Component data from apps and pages
....
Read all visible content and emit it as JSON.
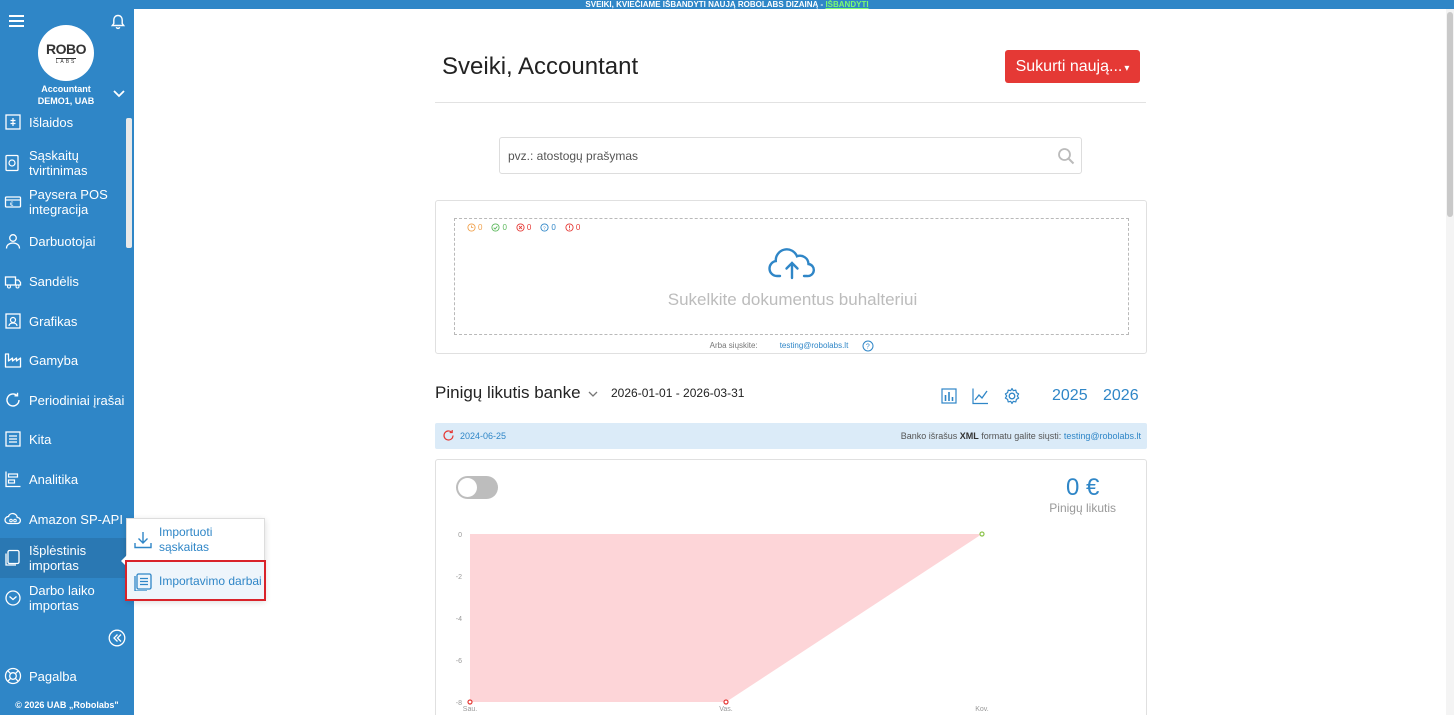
{
  "banner": {
    "text": "SVEIKI, KVIEČIAME IŠBANDYTI NAUJĄ ROBOLABS DIZAINĄ - ",
    "link": "IŠBANDYTI"
  },
  "sidebar": {
    "logo_top": "ROBO",
    "logo_bottom": "LABS",
    "user_name": "Accountant",
    "company": "DEMO1, UAB",
    "items": [
      {
        "label": "Išlaidos",
        "icon": "expense-icon"
      },
      {
        "label": "Sąskaitų tvirtinimas",
        "icon": "approval-icon"
      },
      {
        "label": "Paysera POS integracija",
        "icon": "pos-icon"
      },
      {
        "label": "Darbuotojai",
        "icon": "employees-icon"
      },
      {
        "label": "Sandėlis",
        "icon": "warehouse-icon"
      },
      {
        "label": "Grafikas",
        "icon": "schedule-icon"
      },
      {
        "label": "Gamyba",
        "icon": "factory-icon"
      },
      {
        "label": "Periodiniai įrašai",
        "icon": "recurring-icon"
      },
      {
        "label": "Kita",
        "icon": "other-icon"
      },
      {
        "label": "Analitika",
        "icon": "analytics-icon"
      },
      {
        "label": "Amazon SP-API",
        "icon": "amazon-icon"
      },
      {
        "label": "Išplėstinis importas",
        "icon": "import-icon"
      },
      {
        "label": "Darbo laiko importas",
        "icon": "clock-icon"
      }
    ],
    "help": "Pagalba",
    "footer": "© 2026 UAB „Robolabs\""
  },
  "flyout": {
    "items": [
      {
        "label": "Importuoti sąskaitas",
        "icon": "download-icon"
      },
      {
        "label": "Importavimo darbai",
        "icon": "jobs-icon"
      }
    ]
  },
  "header": {
    "greeting": "Sveiki, Accountant",
    "create_button": "Sukurti naują..."
  },
  "search": {
    "placeholder": "pvz.: atostogų prašymas"
  },
  "upload": {
    "counters": [
      {
        "icon": "pending-icon",
        "value": "0",
        "color": "#f0a04b"
      },
      {
        "icon": "done-icon",
        "value": "0",
        "color": "#5cb85c"
      },
      {
        "icon": "failed-icon",
        "value": "0",
        "color": "#e53935"
      },
      {
        "icon": "question-icon",
        "value": "0",
        "color": "#2f86c7"
      },
      {
        "icon": "warning-icon",
        "value": "0",
        "color": "#e53935"
      }
    ],
    "text": "Sukelkite dokumentus buhalteriui",
    "alt_label": "Arba siųskite:",
    "alt_email": "testing@robolabs.lt"
  },
  "bank": {
    "title": "Pinigų likutis banke",
    "range": "2026-01-01 - 2026-03-31",
    "years": [
      "2025",
      "2026"
    ],
    "info_date": "2024-06-25",
    "info_text_before": "Banko išrašus ",
    "info_bold": "XML",
    "info_text_after": " formatu galite siųsti: ",
    "info_email": "testing@robolabs.lt",
    "balance_value": "0 €",
    "balance_label": "Pinigų likutis"
  },
  "chart_data": {
    "type": "area",
    "categories": [
      "Sau.",
      "Vas.",
      "Kov."
    ],
    "values": [
      -8,
      -8,
      0
    ],
    "ylim": [
      -8,
      0
    ],
    "yticks": [
      "0",
      "-2",
      "-4",
      "-6",
      "-8"
    ],
    "fill_color": "#fdd5d8",
    "point_colors": [
      "#e53935",
      "#e53935",
      "#8bc34a"
    ]
  },
  "colors": {
    "brand": "#2f86c7",
    "accent": "#e53935",
    "highlight": "#d9232a"
  }
}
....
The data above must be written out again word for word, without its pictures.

## COMPLETED TASK
Read all visible content and emit it as JSON.
{
  "banner": {
    "text": "SVEIKI, KVIEČIAME IŠBANDYTI NAUJĄ ROBOLABS DIZAINĄ - ",
    "link": "IŠBANDYTI"
  },
  "sidebar": {
    "logo_top": "ROBO",
    "logo_bottom": "LABS",
    "user_name": "Accountant",
    "company": "DEMO1, UAB",
    "items": [
      {
        "label": "Išlaidos",
        "icon": "expense-icon"
      },
      {
        "label": "Sąskaitų tvirtinimas",
        "icon": "approval-icon"
      },
      {
        "label": "Paysera POS integracija",
        "icon": "pos-icon"
      },
      {
        "label": "Darbuotojai",
        "icon": "employees-icon"
      },
      {
        "label": "Sandėlis",
        "icon": "warehouse-icon"
      },
      {
        "label": "Grafikas",
        "icon": "schedule-icon"
      },
      {
        "label": "Gamyba",
        "icon": "factory-icon"
      },
      {
        "label": "Periodiniai įrašai",
        "icon": "recurring-icon"
      },
      {
        "label": "Kita",
        "icon": "other-icon"
      },
      {
        "label": "Analitika",
        "icon": "analytics-icon"
      },
      {
        "label": "Amazon SP-API",
        "icon": "amazon-icon"
      },
      {
        "label": "Išplėstinis importas",
        "icon": "import-icon"
      },
      {
        "label": "Darbo laiko importas",
        "icon": "clock-icon"
      }
    ],
    "help": "Pagalba",
    "footer": "© 2026 UAB „Robolabs\""
  },
  "flyout": {
    "items": [
      {
        "label": "Importuoti sąskaitas",
        "icon": "download-icon"
      },
      {
        "label": "Importavimo darbai",
        "icon": "jobs-icon"
      }
    ]
  },
  "header": {
    "greeting": "Sveiki, Accountant",
    "create_button": "Sukurti naują..."
  },
  "search": {
    "placeholder": "pvz.: atostogų prašymas"
  },
  "upload": {
    "counters": [
      {
        "icon": "pending-icon",
        "value": "0",
        "color": "#f0a04b"
      },
      {
        "icon": "done-icon",
        "value": "0",
        "color": "#5cb85c"
      },
      {
        "icon": "failed-icon",
        "value": "0",
        "color": "#e53935"
      },
      {
        "icon": "question-icon",
        "value": "0",
        "color": "#2f86c7"
      },
      {
        "icon": "warning-icon",
        "value": "0",
        "color": "#e53935"
      }
    ],
    "text": "Sukelkite dokumentus buhalteriui",
    "alt_label": "Arba siųskite:",
    "alt_email": "testing@robolabs.lt"
  },
  "bank": {
    "title": "Pinigų likutis banke",
    "range": "2026-01-01 - 2026-03-31",
    "years": [
      "2025",
      "2026"
    ],
    "info_date": "2024-06-25",
    "info_text_before": "Banko išrašus ",
    "info_bold": "XML",
    "info_text_after": " formatu galite siųsti: ",
    "info_email": "testing@robolabs.lt",
    "balance_value": "0 €",
    "balance_label": "Pinigų likutis"
  },
  "chart_data": {
    "type": "area",
    "categories": [
      "Sau.",
      "Vas.",
      "Kov."
    ],
    "values": [
      -8,
      -8,
      0
    ],
    "ylim": [
      -8,
      0
    ],
    "yticks": [
      "0",
      "-2",
      "-4",
      "-6",
      "-8"
    ],
    "fill_color": "#fdd5d8",
    "point_colors": [
      "#e53935",
      "#e53935",
      "#8bc34a"
    ]
  },
  "colors": {
    "brand": "#2f86c7",
    "accent": "#e53935",
    "highlight": "#d9232a"
  }
}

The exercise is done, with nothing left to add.